It has been a heartbreaking week. But the I Love Hackney Mayor’s Civic Awards at the town hall tonight were something to smile about: community champions, nominated by you, were celebrated for the incredible service they’ve given to Hackney. James Pitman spoke to the winners.
The woman known as Mama Hackney, a reformed gang member with a book deal, and a volunteer who’s spent 14 years looking after the homeless were set to be honoured with Hackney’s top community awards last night.
The second annual I Love Hackney Mayor’s Civic Awards were due to be dished out to veteran youth worker Janette Collins of The Crib in De Beauvoir, Hackney Wick FC founder Bobby Kasanga, and Felicia Ogunleye of the borough’s befriending service.
Their gongs were set to be handed out by Mayor Phil Glanville at a town hall ceremony as part of the I Love Hackney civic pride campaign – launched in 2006 in retaliation against a Channel 4 property programme that labelled Hackney “the worst place to live in the UK”.
Mr Glanville said: “Hackney is the great place it is today thanks to the hard work of those who go the extra mile for their community.
“These awards will hopefully inspire more people to get involved and make a lasting difference to the Hackney community.”
Mr Glanville chaired a judging panel that included A&E registrar Dr Ronke Ikharia (see p20), Colette Allen of youth charity Hackney Quest (profiled on our “Who’s Who” page two weeks ago) and Gazette editor Ramzy Alwakeel.
Colette said: “The three winners stood out as having come a long way from where they began and done so much for the community. They are all exceptional and amazing in their own separate way.”
It’s Mr Glanville’s first civic awards: he took over from former mayor Jules Pipe in September, a few months after the first set of winners were honoured.
But it was only after getting into conversation with some footballers in the park that Bobby, of Amhurst Road, knew where to channel his energy. He realised there hadn’t been a semi-professional team in Hackney since the original Leyton Orient upped sticks 80 years ago.
That was when the idea for Hackney Wick FC was born. Bobby has devoted himself to the club ever since, even working night shifts so he could concentrate on the club in the day.
Putting community first is part of the Wickers’ ethos. Each player dedicates two hours a week to the borough volunteering for events like the Hackney Half Marathon.
Free training delivered to Hackney Women’s Institute led to the formation of the women’s team, and now the Wickers typically run eight sides across all age ranges during a weekend.

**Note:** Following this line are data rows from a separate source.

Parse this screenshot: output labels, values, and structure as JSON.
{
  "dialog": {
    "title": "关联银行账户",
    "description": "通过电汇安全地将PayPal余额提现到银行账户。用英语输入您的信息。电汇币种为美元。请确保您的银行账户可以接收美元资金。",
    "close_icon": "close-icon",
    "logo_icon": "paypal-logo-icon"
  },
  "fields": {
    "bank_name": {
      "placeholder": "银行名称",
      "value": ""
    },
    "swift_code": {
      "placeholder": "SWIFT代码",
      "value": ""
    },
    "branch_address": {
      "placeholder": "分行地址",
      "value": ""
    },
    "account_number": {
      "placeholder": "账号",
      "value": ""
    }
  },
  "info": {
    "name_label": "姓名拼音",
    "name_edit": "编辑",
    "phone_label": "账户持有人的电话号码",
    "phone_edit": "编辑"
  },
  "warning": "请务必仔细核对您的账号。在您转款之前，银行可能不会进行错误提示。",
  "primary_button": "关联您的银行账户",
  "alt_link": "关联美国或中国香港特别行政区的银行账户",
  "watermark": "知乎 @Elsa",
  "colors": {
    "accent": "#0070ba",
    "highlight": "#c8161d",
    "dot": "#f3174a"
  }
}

Things haven’t gone that badly for the Wickers on the pitch, either. Since finishing last in their first season, they’ve gone up to sixth this season, won the first-ever Fairtrade Cup, been finalists at the Pride of Sport Awards, and picked up Team of the Year at the Hackney Sport Awards.
Bobby doesn’t work nights any more, but that doesn’t mean he’s been able to catch up on his sleep. He’s planning to set up an anti-knife charity, and perhaps even finish the third instalment of his novel – The Life I Live, Not The Life I Chose was published in 2014 and 2015.
Updated 20:23 - 5 Jun 2017 by Bobby Kasanga